April 2010


The Perfect Meditation

‘The ideal yogi concentrates his attention on Krsna, who is called Syamasundara, who is as beautifully coloured as a cloud, whose lotuslike face is as effulgent as the sun, whose dress is brilliant with jewels and whose body is flower-garlanded. Illuminating all sides is His gorgeous luster, which is called the brahmajyoti. He incarnates in different forms such as Rama, Nrsimha, Varaha and Krsna, the Supreme Personality of Godhead, and He descends like a human being, as the son of mother Yasoda, and He is known as Krsna, Govinda and Vasudeva. He is the perfect child, husband, friend and master, and He is full with all opulences and transcendental qualities. If one remains fully conscious of these features of the Lord, he is called the highest yogi‘.

(A.C. Bhaktivedanta Swami Prabhupada, Bhagavad-gita As It Is, 6.47 purport)

The Yoga Ladder

‘The whole spiritual process is technically called yoga or linking with the Supreme.  It is something like a long staircase, and the upward steps are variously designated as regulated work, transcendental knowledge, mystic power, and ultimately bhakti-yoga, or devotional service.  Bhakti-yoga is pure and unalloyed, being entirely beyond all the preliminary steps.  Such unalloyed devotional service in favour of the Supreme Lord was displayed in Vrindavana when the Lord descended there, and thus the yoga exhibitted by the gopis of Vrindavana is the highest unalloyed love of Godhead, the perfection of bhakti-yoga.  To rise to the stage of love shown by the gopis is very difficult, but this stage is attainable for serious conditioned souls’

A.C. Bhaktivedanta Swami Prabhupada – Light Of The Bhagavata p.81

My History tutor was a thin man with a black beard. He wore a navy blue V-neck jersey and a plain white collared shirt. He spoke expressively.

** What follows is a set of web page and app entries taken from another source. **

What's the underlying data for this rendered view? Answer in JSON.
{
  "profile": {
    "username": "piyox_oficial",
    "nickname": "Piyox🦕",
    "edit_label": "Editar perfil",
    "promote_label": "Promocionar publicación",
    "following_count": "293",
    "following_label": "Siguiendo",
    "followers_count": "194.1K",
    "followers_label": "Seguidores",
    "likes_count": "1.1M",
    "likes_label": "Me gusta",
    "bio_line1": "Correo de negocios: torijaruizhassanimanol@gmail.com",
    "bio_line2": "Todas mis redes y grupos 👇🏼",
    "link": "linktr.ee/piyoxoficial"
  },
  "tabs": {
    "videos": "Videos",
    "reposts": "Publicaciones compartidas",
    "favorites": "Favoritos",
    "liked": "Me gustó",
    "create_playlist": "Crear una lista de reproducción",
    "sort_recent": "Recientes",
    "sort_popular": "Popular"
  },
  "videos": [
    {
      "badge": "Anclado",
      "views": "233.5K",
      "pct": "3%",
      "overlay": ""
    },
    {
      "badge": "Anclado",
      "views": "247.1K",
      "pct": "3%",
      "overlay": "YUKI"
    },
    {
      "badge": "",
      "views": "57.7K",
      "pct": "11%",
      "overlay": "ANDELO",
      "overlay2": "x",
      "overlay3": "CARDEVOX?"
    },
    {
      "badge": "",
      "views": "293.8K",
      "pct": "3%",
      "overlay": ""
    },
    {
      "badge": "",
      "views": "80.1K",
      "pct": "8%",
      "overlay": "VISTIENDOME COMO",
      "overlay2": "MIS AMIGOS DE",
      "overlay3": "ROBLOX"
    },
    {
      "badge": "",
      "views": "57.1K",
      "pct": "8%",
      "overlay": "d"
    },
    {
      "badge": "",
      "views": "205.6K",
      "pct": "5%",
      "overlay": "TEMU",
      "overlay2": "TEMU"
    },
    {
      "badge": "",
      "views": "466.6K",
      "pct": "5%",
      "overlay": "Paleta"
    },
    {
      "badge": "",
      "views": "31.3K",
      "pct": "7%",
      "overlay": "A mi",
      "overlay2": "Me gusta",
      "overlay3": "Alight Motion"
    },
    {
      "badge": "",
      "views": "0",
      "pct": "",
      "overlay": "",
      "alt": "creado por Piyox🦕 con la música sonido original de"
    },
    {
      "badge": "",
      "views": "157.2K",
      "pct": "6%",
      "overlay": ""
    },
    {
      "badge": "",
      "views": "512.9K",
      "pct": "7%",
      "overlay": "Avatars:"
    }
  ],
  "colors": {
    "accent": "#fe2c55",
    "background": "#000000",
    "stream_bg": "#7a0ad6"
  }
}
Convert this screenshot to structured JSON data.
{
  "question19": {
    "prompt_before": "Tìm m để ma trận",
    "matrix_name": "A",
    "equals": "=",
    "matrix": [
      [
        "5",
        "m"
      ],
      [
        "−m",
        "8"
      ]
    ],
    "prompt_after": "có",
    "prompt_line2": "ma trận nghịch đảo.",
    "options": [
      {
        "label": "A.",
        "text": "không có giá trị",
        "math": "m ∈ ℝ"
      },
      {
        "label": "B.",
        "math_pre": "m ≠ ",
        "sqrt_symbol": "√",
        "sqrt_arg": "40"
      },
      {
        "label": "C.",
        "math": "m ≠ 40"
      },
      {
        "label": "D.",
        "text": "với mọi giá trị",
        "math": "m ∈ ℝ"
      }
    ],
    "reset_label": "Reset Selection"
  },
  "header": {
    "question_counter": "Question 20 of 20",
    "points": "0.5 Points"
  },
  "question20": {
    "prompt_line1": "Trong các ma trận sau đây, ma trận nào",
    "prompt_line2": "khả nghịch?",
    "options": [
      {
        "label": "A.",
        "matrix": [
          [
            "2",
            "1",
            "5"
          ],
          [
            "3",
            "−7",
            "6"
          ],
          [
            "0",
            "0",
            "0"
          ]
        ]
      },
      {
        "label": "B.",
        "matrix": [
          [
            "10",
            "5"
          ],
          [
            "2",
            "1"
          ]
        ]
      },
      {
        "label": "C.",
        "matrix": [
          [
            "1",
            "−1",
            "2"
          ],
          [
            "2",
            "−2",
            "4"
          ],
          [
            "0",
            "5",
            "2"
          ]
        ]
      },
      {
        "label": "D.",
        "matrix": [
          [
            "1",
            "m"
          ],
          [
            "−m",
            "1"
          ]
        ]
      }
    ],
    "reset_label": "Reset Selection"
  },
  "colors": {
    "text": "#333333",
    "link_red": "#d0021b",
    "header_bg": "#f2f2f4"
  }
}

From time to time, he would make wide, excited movements with his hands. The spirit of the tutor, the design of the buildings and the tutorial itself smacked of Cambridge or something foreign.

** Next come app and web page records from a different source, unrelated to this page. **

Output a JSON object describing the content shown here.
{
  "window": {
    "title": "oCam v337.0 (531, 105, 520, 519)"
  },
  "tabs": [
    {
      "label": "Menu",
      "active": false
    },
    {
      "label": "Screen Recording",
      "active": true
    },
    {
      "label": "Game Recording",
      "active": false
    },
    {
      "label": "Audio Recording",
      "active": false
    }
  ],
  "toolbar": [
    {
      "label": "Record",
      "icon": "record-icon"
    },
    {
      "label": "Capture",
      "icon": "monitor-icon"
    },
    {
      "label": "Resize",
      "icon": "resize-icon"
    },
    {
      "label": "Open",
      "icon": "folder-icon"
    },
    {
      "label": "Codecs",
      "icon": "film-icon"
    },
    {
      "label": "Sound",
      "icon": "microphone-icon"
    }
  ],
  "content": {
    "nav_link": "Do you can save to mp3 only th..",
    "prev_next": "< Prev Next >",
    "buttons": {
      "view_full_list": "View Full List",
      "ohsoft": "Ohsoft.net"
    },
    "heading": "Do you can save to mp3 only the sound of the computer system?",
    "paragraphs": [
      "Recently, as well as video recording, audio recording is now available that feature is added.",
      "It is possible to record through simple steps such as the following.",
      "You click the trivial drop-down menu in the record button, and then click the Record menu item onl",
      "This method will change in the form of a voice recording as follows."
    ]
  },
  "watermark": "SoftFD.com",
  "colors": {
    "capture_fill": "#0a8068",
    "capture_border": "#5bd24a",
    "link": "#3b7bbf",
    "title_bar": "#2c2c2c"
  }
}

‘We will be discussing Historiography and Historicism today’, our tutor exclaimed in a jerky, nervous way. ‘We’ll be taking a look at Interdisciplinary Studies and History’, he added. Then he posed what appeared to be an innocuous question to the students, ‘What is science?’ The initial responses to this question seemed to bes from the perspective of natural science, physics and chemistry. A girl put up her hand, ‘Science is the observation of phenomena based on experimentation and concomittant results’. ‘Yeeesss’ he coaxed. ‘Go on’.

I offered an explanation, on the basis of our Latin Intensive course: ‘The word ‘science’ comes from the Latin word ‘scientiae’ which means ‘knowledge’. ‘Knowledge’, itself, is all-embracing. ‘Knowledge’, in its broad sense, cannot be compartamentalized’. While I was saying this, an image of the British neoclassical architecture fixed itself in my mind. It was very Oxford, the whole setting. Even the discussion. Institutions like Oxford and Cambridge had systematized and comparmentalized knowledge into highly specialized faculties. My tutor’s eyes lit up, and his face rumpled into a satisfied smile. ‘Good’, he said, ‘we are trying to see how different branches or sciences are all basically part of a broader definition of ‘knowledge” At that moment I thought of Cicero’s definition of the word ‘abstract’. Cicero defines ‘abstract’ as ‘that which can only be grasped in thought’. We had connected intellectually.

I still couldn’t really see the point of these tutorials, however. They were never conclusive. A topic would be introduced. We would have to read a whole bunch of articles. And then we’d discuss them in a roundabout way, without getting to the heart of the matter. But what was the heart of the matter? I had yet to resolve this question. When would the elusive truth I was seeking manifest to me?